This CCSSE brief focuses on students’ responses to a question that relates to active learning techniques. Students need opportunities to think about and apply what they are learning; Chickering and Gamson explain it best, that “[students] must make what they learn part of themselves” (4). In response to a CCSSE question pertaining to active learning, students were asked how often they asked questions in class or contributed to class discussions. When compared to the 2016 cohort, which consists of all community colleges that took the survey from 2014 – 2016, Skyline College students were 15% less likely to “often” or “very often” ask questions or contribute to class discussions. Their response to this question was among the lowest relative to the 2016 cohort.
Assuming that active learning enhances learning, what do you make of this survey finding? In your own teaching, do you think that you should provide more discussion opportunities, whether during or outside of class? What are the obstacles to having more discussions in your courses? How can you address said obstacles? You may want to consider how such changes may impact course content and classroom activities, how to structure such discussions to yield the most benefit, and other means to facilitate discussions outside of class, such as via online vehicles such as Canvas.
As instructors, we’re constantly engaged in self-reflection in order to strengthen our teaching. Hopefully this brief provided some food for thought, and perhaps a topic for discussion with your colleagues.
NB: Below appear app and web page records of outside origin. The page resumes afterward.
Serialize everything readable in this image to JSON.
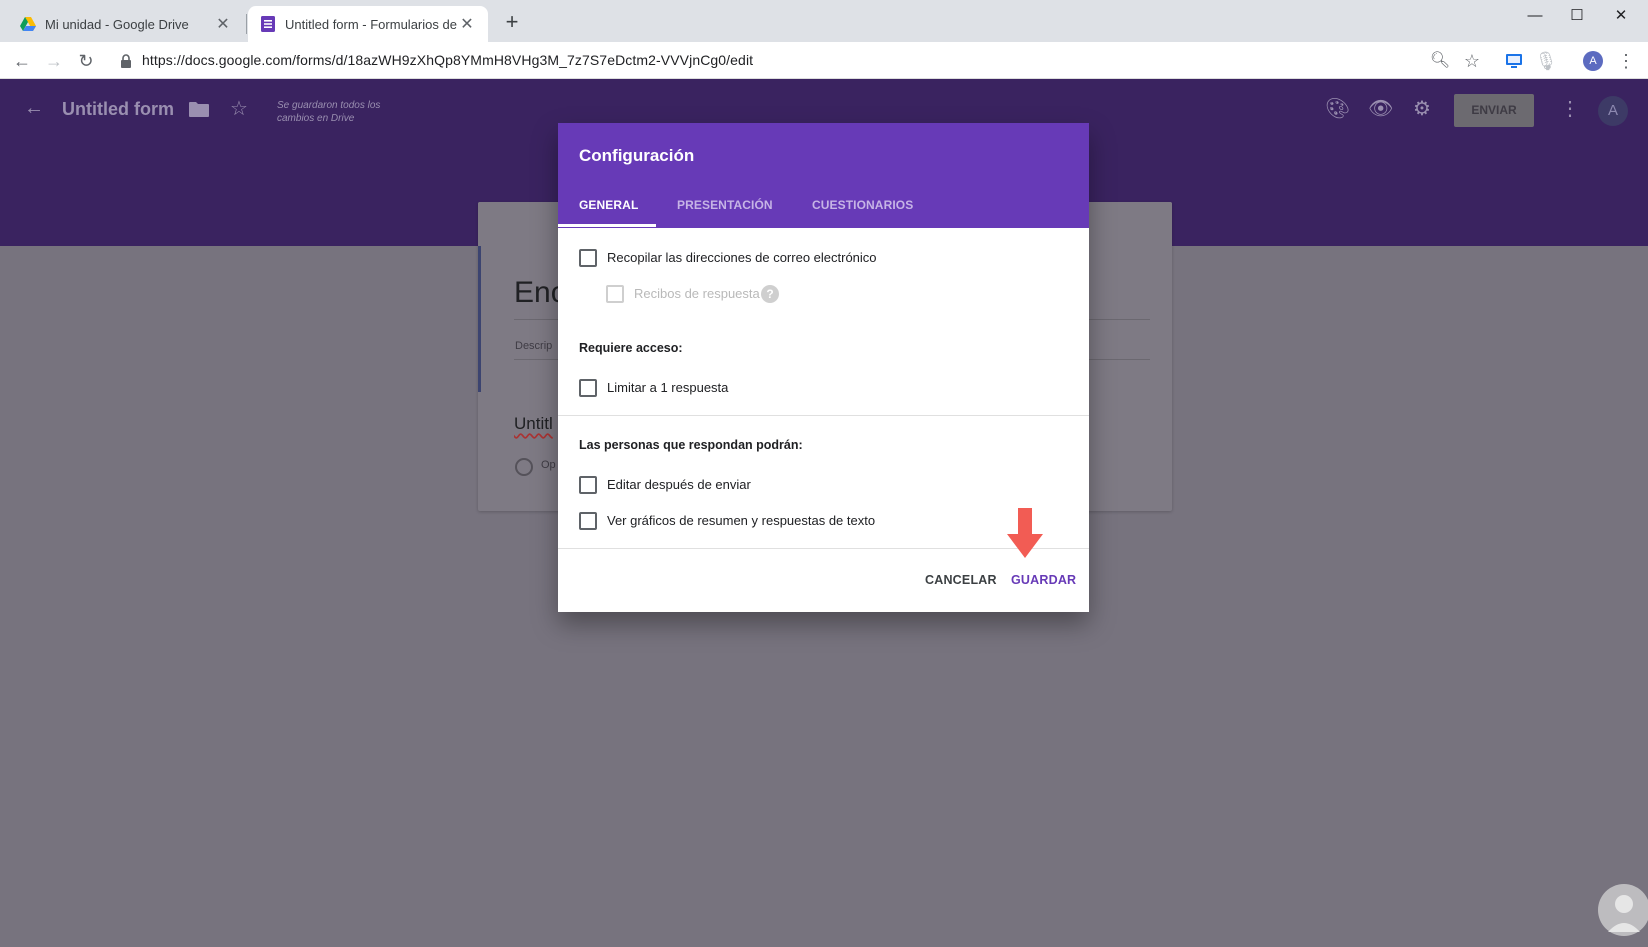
{
  "browser": {
    "tabs": [
      {
        "title": "Mi unidad - Google Drive",
        "icon": "google-drive-icon"
      },
      {
        "title": "Untitled form - Formularios de G",
        "icon": "google-forms-icon"
      }
    ],
    "url": "https://docs.google.com/forms/d/18azWH9zXhQp8YMmH8VHg3M_7z7S7eDctm2-VVVjnCg0/edit",
    "profile_initial": "A"
  },
  "app": {
    "form_title": "Untitled form",
    "saved_status": "Se guardaron todos los cambios en Drive",
    "send_label": "ENVIAR",
    "avatar_initial": "A",
    "peek": {
      "title": "Enc",
      "description": "Descrip",
      "question": "Untitl",
      "option": "Op"
    }
  },
  "dialog": {
    "title": "Configuración",
    "tabs": [
      "GENERAL",
      "PRESENTACIÓN",
      "CUESTIONARIOS"
    ],
    "active_tab": "GENERAL",
    "options": {
      "collect_emails": "Recopilar las direcciones de correo electrónico",
      "response_receipts": "Recibos de respuesta",
      "requires_access": "Requiere acceso:",
      "limit_one": "Limitar a 1 respuesta",
      "respondents_can": "Las personas que respondan podrán:",
      "edit_after": "Editar después de enviar",
      "view_charts": "Ver gráficos de resumen y respuestas de texto"
    },
    "cancel_label": "CANCELAR",
    "save_label": "GUARDAR",
    "accent_color": "#673ab7"
  }
}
If you’d like to find out more about students’ responses to the CCSSE, please join us at the March 16 Academic Senate meeting or the April 13 Classified Senate meeting, where Skyline College’s Planning, Research, and Institutional Effectiveness staff will highlight main findings. The 2016 CCSSE results also are posted at http://skylinecollege.edu/prie/studentfeedback.php. For more information about the CCSSE, visit www.ccsse.org, or for a copy of the actual survey, see http://www.ccsse.org/aboutsurvey/docs/CCSR_2005.pdf .
Article by Karen Wong